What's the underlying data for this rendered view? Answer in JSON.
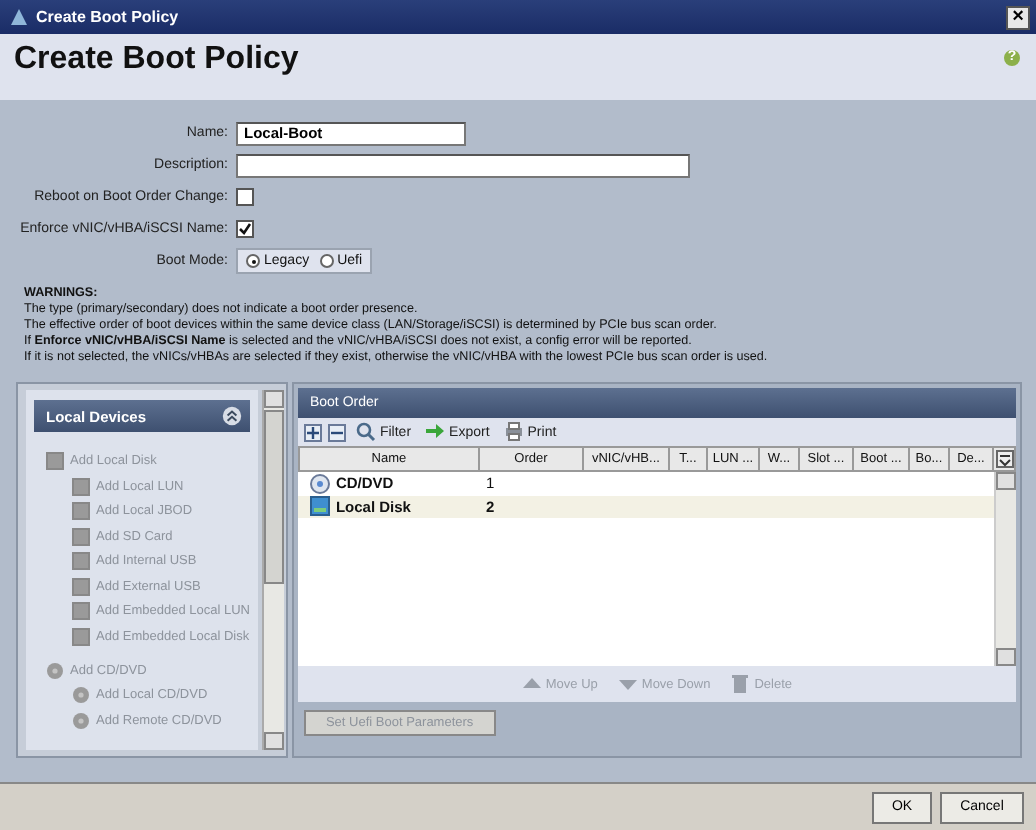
{
  "window": {
    "title": "Create Boot Policy",
    "close": "×"
  },
  "header": {
    "title": "Create Boot Policy",
    "help": "?"
  },
  "form": {
    "name_label": "Name:",
    "name_value": "Local-Boot",
    "description_label": "Description:",
    "reboot_label": "Reboot on Boot Order Change:",
    "reboot_checked": false,
    "enforce_label": "Enforce vNIC/vHBA/iSCSI Name:",
    "enforce_checked": true,
    "boot_mode_label": "Boot Mode:",
    "boot_modes": [
      {
        "label": "Legacy",
        "selected": true
      },
      {
        "label": "Uefi",
        "selected": false
      }
    ]
  },
  "warnings": {
    "title": "WARNINGS:",
    "lines": [
      "The type (primary/secondary) does not indicate a boot order presence.",
      "The effective order of boot devices within the same device class (LAN/Storage/iSCSI) is determined by PCIe bus scan order.",
      "If **Enforce vNIC/vHBA/iSCSI Name** is selected and the vNIC/vHBA/iSCSI does not exist, a config error will be reported.",
      "If it is not selected, the vNICs/vHBAs are selected if they exist, otherwise the vNIC/vHBA with the lowest PCIe bus scan order is used."
    ]
  },
  "local_devices": {
    "title": "Local Devices",
    "expanded": true,
    "items": [
      {
        "label": "Add Local Disk",
        "kind": "disk",
        "disabled": true,
        "children": [
          {
            "label": "Add Local LUN",
            "kind": "disk",
            "disabled": true
          },
          {
            "label": "Add Local JBOD",
            "kind": "disk",
            "disabled": true
          },
          {
            "label": "Add SD Card",
            "kind": "disk",
            "disabled": true
          },
          {
            "label": "Add Internal USB",
            "kind": "disk",
            "disabled": true
          },
          {
            "label": "Add External USB",
            "kind": "disk",
            "disabled": true
          },
          {
            "label": "Add Embedded Local LUN",
            "kind": "disk",
            "disabled": true
          },
          {
            "label": "Add Embedded Local Disk",
            "kind": "disk",
            "disabled": true
          }
        ]
      },
      {
        "label": "Add CD/DVD",
        "kind": "disc",
        "disabled": true,
        "children": [
          {
            "label": "Add Local CD/DVD",
            "kind": "disc",
            "disabled": true
          },
          {
            "label": "Add Remote CD/DVD",
            "kind": "disc",
            "disabled": true
          }
        ]
      }
    ]
  },
  "boot_order": {
    "title": "Boot Order",
    "toolbar": [
      "Filter",
      "Export",
      "Print"
    ],
    "columns": [
      "Name",
      "Order",
      "vNIC/vHB...",
      "T...",
      "LUN ...",
      "W...",
      "Slot ...",
      "Boot ...",
      "Bo...",
      "De..."
    ],
    "rows": [
      {
        "name": "CD/DVD",
        "kind": "disc",
        "order": "1",
        "selected": false
      },
      {
        "name": "Local Disk",
        "kind": "disk",
        "order": "2",
        "selected": true
      }
    ],
    "actions": [
      {
        "label": "Move Up",
        "kind": "up",
        "disabled": true
      },
      {
        "label": "Move Down",
        "kind": "down",
        "disabled": true
      },
      {
        "label": "Delete",
        "kind": "delete",
        "disabled": true
      }
    ],
    "uefi_button": {
      "label": "Set Uefi Boot Parameters",
      "disabled": true
    }
  },
  "buttons": [
    "OK",
    "Cancel"
  ]
}
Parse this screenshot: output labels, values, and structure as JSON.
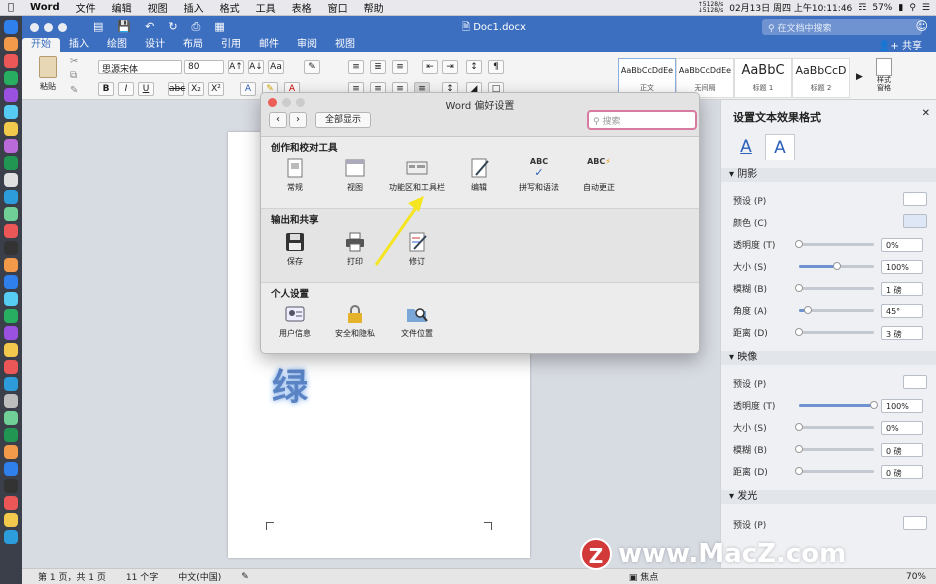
{
  "menubar": {
    "app": "Word",
    "items": [
      "文件",
      "编辑",
      "视图",
      "插入",
      "格式",
      "工具",
      "表格",
      "窗口",
      "帮助"
    ],
    "status_net": "↑5128/s\n↓5128/s",
    "clock": "02月13日 周四 上午10:11:46",
    "battery": "57%"
  },
  "titlebar": {
    "document": "Doc1.docx",
    "search_placeholder": "在文档中搜索"
  },
  "ribbon": {
    "tabs": [
      "开始",
      "插入",
      "绘图",
      "设计",
      "布局",
      "引用",
      "邮件",
      "审阅",
      "视图"
    ],
    "active_tab": "开始",
    "share": "共享",
    "paste": "粘贴",
    "font_name": "思源宋体",
    "font_size": "80",
    "styles": [
      {
        "preview": "AaBbCcDdEe",
        "name": "正文"
      },
      {
        "preview": "AaBbCcDdEe",
        "name": "无间隔"
      },
      {
        "preview": "AaBbC",
        "name": "标题 1"
      },
      {
        "preview": "AaBbCcD",
        "name": "标题 2"
      }
    ],
    "style_pane": "样式\n窗格"
  },
  "document": {
    "text": "绿"
  },
  "dialog": {
    "title": "Word 偏好设置",
    "show_all": "全部显示",
    "search_placeholder": "搜索",
    "groups": [
      {
        "title": "创作和校对工具",
        "items": [
          "常规",
          "视图",
          "功能区和工具栏",
          "编辑",
          "拼写和语法",
          "自动更正"
        ]
      },
      {
        "title": "输出和共享",
        "items": [
          "保存",
          "打印",
          "修订"
        ]
      },
      {
        "title": "个人设置",
        "items": [
          "用户信息",
          "安全和隐私",
          "文件位置"
        ]
      }
    ],
    "abc": "ABC"
  },
  "pane": {
    "title": "设置文本效果格式",
    "sections": {
      "shadow": "阴影",
      "reflection": "映像",
      "glow": "发光"
    },
    "shadow": {
      "preset": "预设 (P)",
      "color": "颜色 (C)",
      "rows": [
        {
          "label": "透明度 (T)",
          "value": "0%",
          "level": 0
        },
        {
          "label": "大小 (S)",
          "value": "100%",
          "level": 0.5
        },
        {
          "label": "模糊 (B)",
          "value": "1 磅",
          "level": 0
        },
        {
          "label": "角度 (A)",
          "value": "45°",
          "level": 0.12
        },
        {
          "label": "距离 (D)",
          "value": "3 磅",
          "level": 0
        }
      ]
    },
    "reflection": {
      "preset": "预设 (P)",
      "rows": [
        {
          "label": "透明度 (T)",
          "value": "100%",
          "level": 1
        },
        {
          "label": "大小 (S)",
          "value": "0%",
          "level": 0
        },
        {
          "label": "模糊 (B)",
          "value": "0 磅",
          "level": 0
        },
        {
          "label": "距离 (D)",
          "value": "0 磅",
          "level": 0
        }
      ]
    },
    "glow": {
      "preset": "预设 (P)"
    }
  },
  "statusbar": {
    "page": "第 1 页，共 1 页",
    "words": "11 个字",
    "lang": "中文(中国)",
    "focus": "焦点",
    "zoom": "70%"
  },
  "watermark": {
    "logo": "Z",
    "text": "www.MacZ.com"
  }
}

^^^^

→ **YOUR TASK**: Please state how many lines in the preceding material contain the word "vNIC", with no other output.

→ **SOLUTION TO THE EXERCISE**: 4